▶ _Record extracts_

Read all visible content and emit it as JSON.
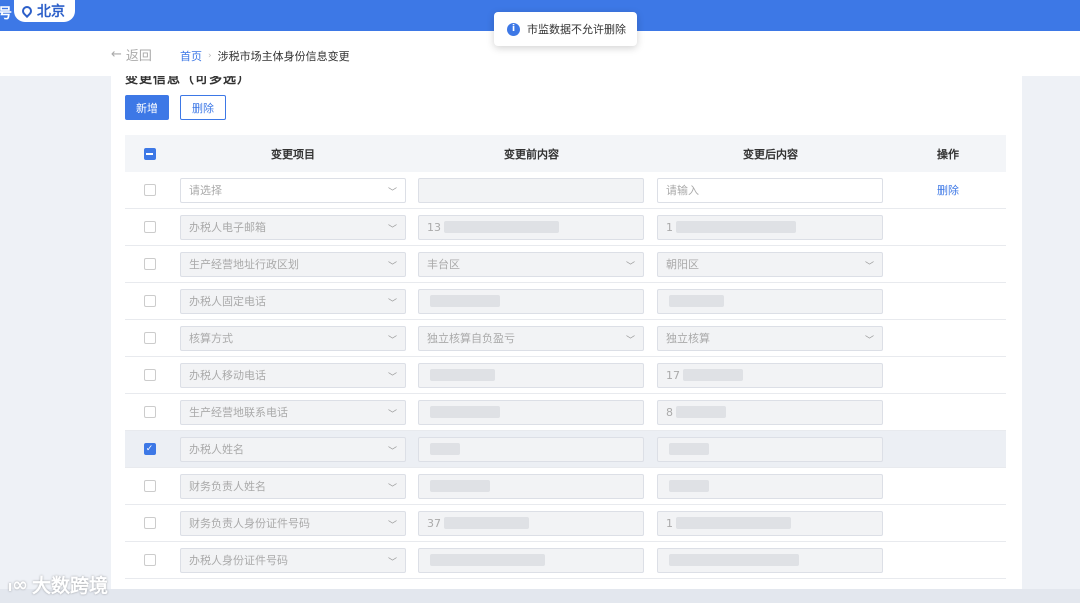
{
  "header": {
    "edge_char": "号",
    "city": "北京"
  },
  "toast": {
    "message": "市监数据不允许删除"
  },
  "breadcrumb": {
    "back_label": "返回",
    "home": "首页",
    "current": "涉税市场主体身份信息变更"
  },
  "section": {
    "cut_title": "变更信息（可多选）"
  },
  "toolbar": {
    "add_label": "新增",
    "delete_label": "删除"
  },
  "table": {
    "headers": {
      "item": "变更项目",
      "before": "变更前内容",
      "after": "变更后内容",
      "op": "操作"
    },
    "first_row": {
      "item_placeholder": "请选择",
      "after_placeholder": "请输入",
      "op": "删除"
    },
    "rows": [
      {
        "item": "办税人电子邮箱",
        "before": "13",
        "after": "1",
        "selected": false
      },
      {
        "item": "生产经营地址行政区划",
        "before": "丰台区",
        "after": "朝阳区",
        "selected": false
      },
      {
        "item": "办税人固定电话",
        "before": "",
        "after": "",
        "selected": false
      },
      {
        "item": "核算方式",
        "before": "独立核算自负盈亏",
        "after": "独立核算",
        "selected": false
      },
      {
        "item": "办税人移动电话",
        "before": "",
        "after": "17",
        "selected": false
      },
      {
        "item": "生产经营地联系电话",
        "before": "",
        "after": "8",
        "selected": false
      },
      {
        "item": "办税人姓名",
        "before": "",
        "after": "",
        "selected": true
      },
      {
        "item": "财务负责人姓名",
        "before": "",
        "after": "",
        "selected": false
      },
      {
        "item": "财务负责人身份证件号码",
        "before": "37",
        "after": "1",
        "selected": false
      },
      {
        "item": "办税人身份证件号码",
        "before": "",
        "after": "",
        "selected": false
      }
    ]
  },
  "watermark": {
    "text": "大数跨境"
  },
  "colors": {
    "primary": "#3d78e6",
    "page_bg": "#eef1f6"
  }
}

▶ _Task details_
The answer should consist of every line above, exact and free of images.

▶ _Task answer_
Read all visible content and emit it as JSON.
{
  "header": {
    "edge_char": "号",
    "city": "北京"
  },
  "toast": {
    "message": "市监数据不允许删除"
  },
  "breadcrumb": {
    "back_label": "返回",
    "home": "首页",
    "current": "涉税市场主体身份信息变更"
  },
  "section": {
    "cut_title": "变更信息（可多选）"
  },
  "toolbar": {
    "add_label": "新增",
    "delete_label": "删除"
  },
  "table": {
    "headers": {
      "item": "变更项目",
      "before": "变更前内容",
      "after": "变更后内容",
      "op": "操作"
    },
    "first_row": {
      "item_placeholder": "请选择",
      "after_placeholder": "请输入",
      "op": "删除"
    },
    "rows": [
      {
        "item": "办税人电子邮箱",
        "before": "13",
        "after": "1",
        "selected": false
      },
      {
        "item": "生产经营地址行政区划",
        "before": "丰台区",
        "after": "朝阳区",
        "selected": false
      },
      {
        "item": "办税人固定电话",
        "before": "",
        "after": "",
        "selected": false
      },
      {
        "item": "核算方式",
        "before": "独立核算自负盈亏",
        "after": "独立核算",
        "selected": false
      },
      {
        "item": "办税人移动电话",
        "before": "",
        "after": "17",
        "selected": false
      },
      {
        "item": "生产经营地联系电话",
        "before": "",
        "after": "8",
        "selected": false
      },
      {
        "item": "办税人姓名",
        "before": "",
        "after": "",
        "selected": true
      },
      {
        "item": "财务负责人姓名",
        "before": "",
        "after": "",
        "selected": false
      },
      {
        "item": "财务负责人身份证件号码",
        "before": "37",
        "after": "1",
        "selected": false
      },
      {
        "item": "办税人身份证件号码",
        "before": "",
        "after": "",
        "selected": false
      }
    ]
  },
  "watermark": {
    "text": "大数跨境"
  },
  "colors": {
    "primary": "#3d78e6",
    "page_bg": "#eef1f6"
  }
}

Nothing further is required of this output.